SUPPLIED RECORDS
******************************

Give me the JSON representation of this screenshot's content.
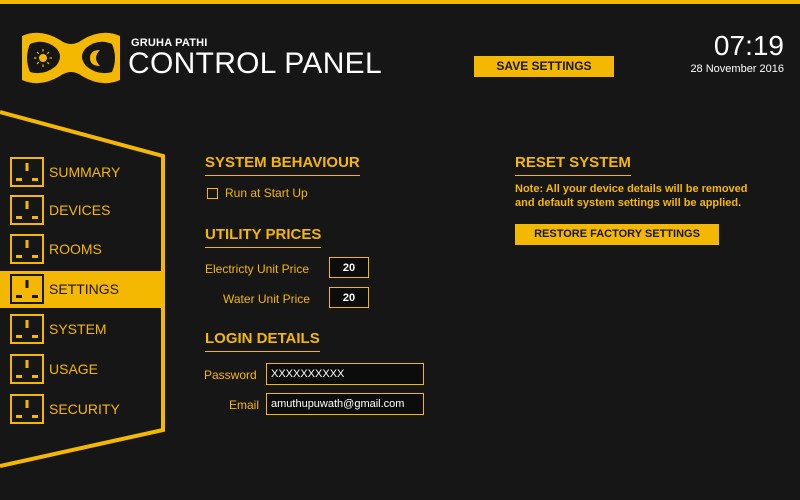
{
  "header": {
    "brand_subtitle": "GRUHA PATHI",
    "brand_title": "CONTROL PANEL",
    "save_label": "SAVE SETTINGS",
    "time": "07:19",
    "date": "28 November 2016"
  },
  "sidebar": {
    "active": "SETTINGS",
    "items": [
      {
        "label": "SUMMARY"
      },
      {
        "label": "DEVICES"
      },
      {
        "label": "ROOMS"
      },
      {
        "label": "SETTINGS"
      },
      {
        "label": "SYSTEM"
      },
      {
        "label": "USAGE"
      },
      {
        "label": "SECURITY"
      }
    ]
  },
  "system_behaviour": {
    "heading": "SYSTEM BEHAVIOUR",
    "run_at_startup_label": "Run at Start Up",
    "run_at_startup_checked": false
  },
  "utility_prices": {
    "heading": "UTILITY PRICES",
    "electricity_label": "Electricty Unit Price",
    "electricity_value": "20",
    "water_label": "Water Unit Price",
    "water_value": "20"
  },
  "login_details": {
    "heading": "LOGIN DETAILS",
    "password_label": "Password",
    "password_value": "XXXXXXXXXX",
    "email_label": "Email",
    "email_value": "amuthupuwath@gmail.com"
  },
  "reset_system": {
    "heading": "RESET SYSTEM",
    "note_line1": "Note: All your device details will be removed",
    "note_line2": "and default system settings will be applied.",
    "restore_label": "RESTORE FACTORY SETTINGS"
  },
  "colors": {
    "accent": "#f5b800",
    "background": "#161616",
    "text_light": "#ffffff"
  }
}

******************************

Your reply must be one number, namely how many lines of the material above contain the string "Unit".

2